Worsley (If Walls Could Talk: An Intimate History of the Home, 2012, etc.) explains England’s love affair with scandals, lurid murders and executions.
Readers’ initial apprehension that this might be just another list of sensational crimes, trials and public hangings quickly fades as the author exhibits her exceptional knowledge of social and literary England. Her position as chief curator at Historic Royal Palaces, which manages the Tower of London, Kensington Palace, Kew Palace and other significant British sites, gives her a broad supply of informative resources. Simply put, murder was the TV of the Victorian era, an escape from everyday woes—of which there were plenty. With the burgeoning newspaper industry printing every minute detail, the public began expressing their conclusions by sending letters to investigators. In the early 18th century, news was spread by traveling troupes, which presented melodramas and puppet shows depicting the latest horror. There was also plenty of “penny blood” fiction adding to the descriptions of blood and gore. As the London stage became more “legitimate,” melodramas faded, and the detective appeared, as did the “respectable murderer.” Thanks to authors such as Charles Dickens, Wilkie Collins and Arthur Conan Doyle, the clever, observant detective became one of the most popular characters in literature. These stories were more concerned with explaining the why and who of a crime rather than describing the beastly deed. Then, during the “Golden Age” between the wars, demand grew for the “Mayhem Parva,” mysteries set in quaint but “stultifying, repetitive, hide-bound and reactionary” villages.

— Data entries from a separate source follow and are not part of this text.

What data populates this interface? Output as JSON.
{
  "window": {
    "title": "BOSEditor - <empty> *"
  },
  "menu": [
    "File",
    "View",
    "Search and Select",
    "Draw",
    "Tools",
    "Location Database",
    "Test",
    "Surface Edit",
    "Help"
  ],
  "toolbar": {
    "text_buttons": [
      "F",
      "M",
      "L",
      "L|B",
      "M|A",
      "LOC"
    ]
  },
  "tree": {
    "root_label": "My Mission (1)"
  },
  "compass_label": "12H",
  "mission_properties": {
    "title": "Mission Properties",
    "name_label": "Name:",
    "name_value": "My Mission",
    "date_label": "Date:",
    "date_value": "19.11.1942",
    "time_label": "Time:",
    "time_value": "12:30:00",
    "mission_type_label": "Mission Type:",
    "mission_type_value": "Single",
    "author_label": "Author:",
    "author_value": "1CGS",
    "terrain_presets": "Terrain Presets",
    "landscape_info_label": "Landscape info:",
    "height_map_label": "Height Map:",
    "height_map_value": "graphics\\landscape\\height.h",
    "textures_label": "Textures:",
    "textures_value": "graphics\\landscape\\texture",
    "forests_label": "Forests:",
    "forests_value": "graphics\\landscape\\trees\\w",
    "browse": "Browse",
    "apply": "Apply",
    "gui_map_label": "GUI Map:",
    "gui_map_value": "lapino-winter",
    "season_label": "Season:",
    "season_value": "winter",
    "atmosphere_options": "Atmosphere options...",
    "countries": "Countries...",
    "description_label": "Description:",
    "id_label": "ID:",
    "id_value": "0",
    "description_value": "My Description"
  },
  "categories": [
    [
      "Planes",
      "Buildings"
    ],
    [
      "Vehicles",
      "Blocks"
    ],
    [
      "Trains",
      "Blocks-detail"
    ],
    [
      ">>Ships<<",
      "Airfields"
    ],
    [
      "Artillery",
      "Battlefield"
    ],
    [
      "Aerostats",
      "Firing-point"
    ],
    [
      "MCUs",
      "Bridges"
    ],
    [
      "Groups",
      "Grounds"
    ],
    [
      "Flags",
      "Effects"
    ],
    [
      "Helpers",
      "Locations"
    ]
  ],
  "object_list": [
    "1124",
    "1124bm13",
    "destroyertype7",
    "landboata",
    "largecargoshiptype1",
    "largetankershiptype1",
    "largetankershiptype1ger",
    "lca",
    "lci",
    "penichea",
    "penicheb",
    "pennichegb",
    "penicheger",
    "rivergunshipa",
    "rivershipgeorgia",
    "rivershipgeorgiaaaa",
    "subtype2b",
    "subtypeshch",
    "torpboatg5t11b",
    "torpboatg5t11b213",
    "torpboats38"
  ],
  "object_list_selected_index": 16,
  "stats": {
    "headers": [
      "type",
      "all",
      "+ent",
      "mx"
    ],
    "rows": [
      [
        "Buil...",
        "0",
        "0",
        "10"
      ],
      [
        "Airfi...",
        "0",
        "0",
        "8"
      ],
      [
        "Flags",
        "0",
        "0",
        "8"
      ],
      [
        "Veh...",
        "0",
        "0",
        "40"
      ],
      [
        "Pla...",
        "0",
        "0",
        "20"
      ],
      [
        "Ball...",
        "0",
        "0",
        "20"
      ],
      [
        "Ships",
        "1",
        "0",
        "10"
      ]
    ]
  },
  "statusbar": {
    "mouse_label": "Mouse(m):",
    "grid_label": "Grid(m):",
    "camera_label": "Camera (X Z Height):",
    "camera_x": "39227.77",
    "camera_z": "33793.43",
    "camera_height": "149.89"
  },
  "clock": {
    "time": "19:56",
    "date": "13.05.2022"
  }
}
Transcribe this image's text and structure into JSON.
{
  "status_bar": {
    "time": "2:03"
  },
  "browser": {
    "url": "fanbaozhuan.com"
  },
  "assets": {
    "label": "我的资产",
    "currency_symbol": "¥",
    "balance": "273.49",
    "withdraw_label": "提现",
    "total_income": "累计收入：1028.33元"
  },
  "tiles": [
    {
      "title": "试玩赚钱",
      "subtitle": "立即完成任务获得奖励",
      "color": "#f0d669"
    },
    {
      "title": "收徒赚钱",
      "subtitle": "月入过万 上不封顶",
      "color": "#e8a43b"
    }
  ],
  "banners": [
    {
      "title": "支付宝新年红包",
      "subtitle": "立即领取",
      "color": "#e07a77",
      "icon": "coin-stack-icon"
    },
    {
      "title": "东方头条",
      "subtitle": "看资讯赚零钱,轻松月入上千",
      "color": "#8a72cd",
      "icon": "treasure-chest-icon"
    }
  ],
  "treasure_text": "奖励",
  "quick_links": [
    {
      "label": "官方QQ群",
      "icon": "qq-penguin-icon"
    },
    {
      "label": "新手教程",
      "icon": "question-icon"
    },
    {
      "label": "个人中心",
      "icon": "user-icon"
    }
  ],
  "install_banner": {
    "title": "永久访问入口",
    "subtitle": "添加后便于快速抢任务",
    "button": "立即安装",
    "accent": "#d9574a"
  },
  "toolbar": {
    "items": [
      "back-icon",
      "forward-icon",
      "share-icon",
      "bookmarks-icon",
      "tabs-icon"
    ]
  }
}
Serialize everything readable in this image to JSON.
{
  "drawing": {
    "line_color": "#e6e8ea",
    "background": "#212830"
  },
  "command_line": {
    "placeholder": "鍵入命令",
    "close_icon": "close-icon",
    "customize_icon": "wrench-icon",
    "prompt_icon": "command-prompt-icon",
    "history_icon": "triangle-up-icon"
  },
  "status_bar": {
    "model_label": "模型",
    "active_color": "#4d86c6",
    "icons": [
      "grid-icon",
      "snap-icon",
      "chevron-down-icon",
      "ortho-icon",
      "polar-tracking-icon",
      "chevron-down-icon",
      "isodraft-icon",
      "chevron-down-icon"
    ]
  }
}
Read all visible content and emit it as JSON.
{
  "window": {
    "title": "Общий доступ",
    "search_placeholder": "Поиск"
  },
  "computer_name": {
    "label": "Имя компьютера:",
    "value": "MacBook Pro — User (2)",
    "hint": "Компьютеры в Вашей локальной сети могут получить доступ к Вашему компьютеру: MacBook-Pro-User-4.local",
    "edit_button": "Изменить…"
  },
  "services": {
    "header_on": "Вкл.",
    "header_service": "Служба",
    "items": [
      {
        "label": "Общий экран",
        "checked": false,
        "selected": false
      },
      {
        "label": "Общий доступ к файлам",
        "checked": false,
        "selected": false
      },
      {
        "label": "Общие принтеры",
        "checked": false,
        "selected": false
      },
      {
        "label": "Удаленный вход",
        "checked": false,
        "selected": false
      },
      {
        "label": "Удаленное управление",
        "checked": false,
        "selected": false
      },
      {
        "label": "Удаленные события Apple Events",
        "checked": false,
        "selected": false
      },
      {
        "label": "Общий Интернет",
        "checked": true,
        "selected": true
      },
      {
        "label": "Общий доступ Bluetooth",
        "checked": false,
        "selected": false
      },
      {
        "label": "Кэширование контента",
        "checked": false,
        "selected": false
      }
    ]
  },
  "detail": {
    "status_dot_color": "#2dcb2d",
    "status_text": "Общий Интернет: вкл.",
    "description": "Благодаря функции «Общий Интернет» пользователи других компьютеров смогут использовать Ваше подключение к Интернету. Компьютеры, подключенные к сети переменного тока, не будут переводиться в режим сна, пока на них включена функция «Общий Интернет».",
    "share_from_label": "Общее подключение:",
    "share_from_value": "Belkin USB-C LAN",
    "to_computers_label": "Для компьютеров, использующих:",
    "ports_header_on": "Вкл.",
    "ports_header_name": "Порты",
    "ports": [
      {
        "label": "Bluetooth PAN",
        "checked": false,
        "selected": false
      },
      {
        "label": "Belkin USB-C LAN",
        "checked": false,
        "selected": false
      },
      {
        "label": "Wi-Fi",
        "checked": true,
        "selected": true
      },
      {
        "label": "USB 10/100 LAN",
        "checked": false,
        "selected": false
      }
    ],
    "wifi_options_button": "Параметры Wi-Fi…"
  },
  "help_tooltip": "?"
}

These cozy mysteries can still be found on bookshelves alongside darker spy thrillers and crime novels.
Worsley ably shows how audiences drove writers, actors and purveyors of news to satisfy their morbid curiosities.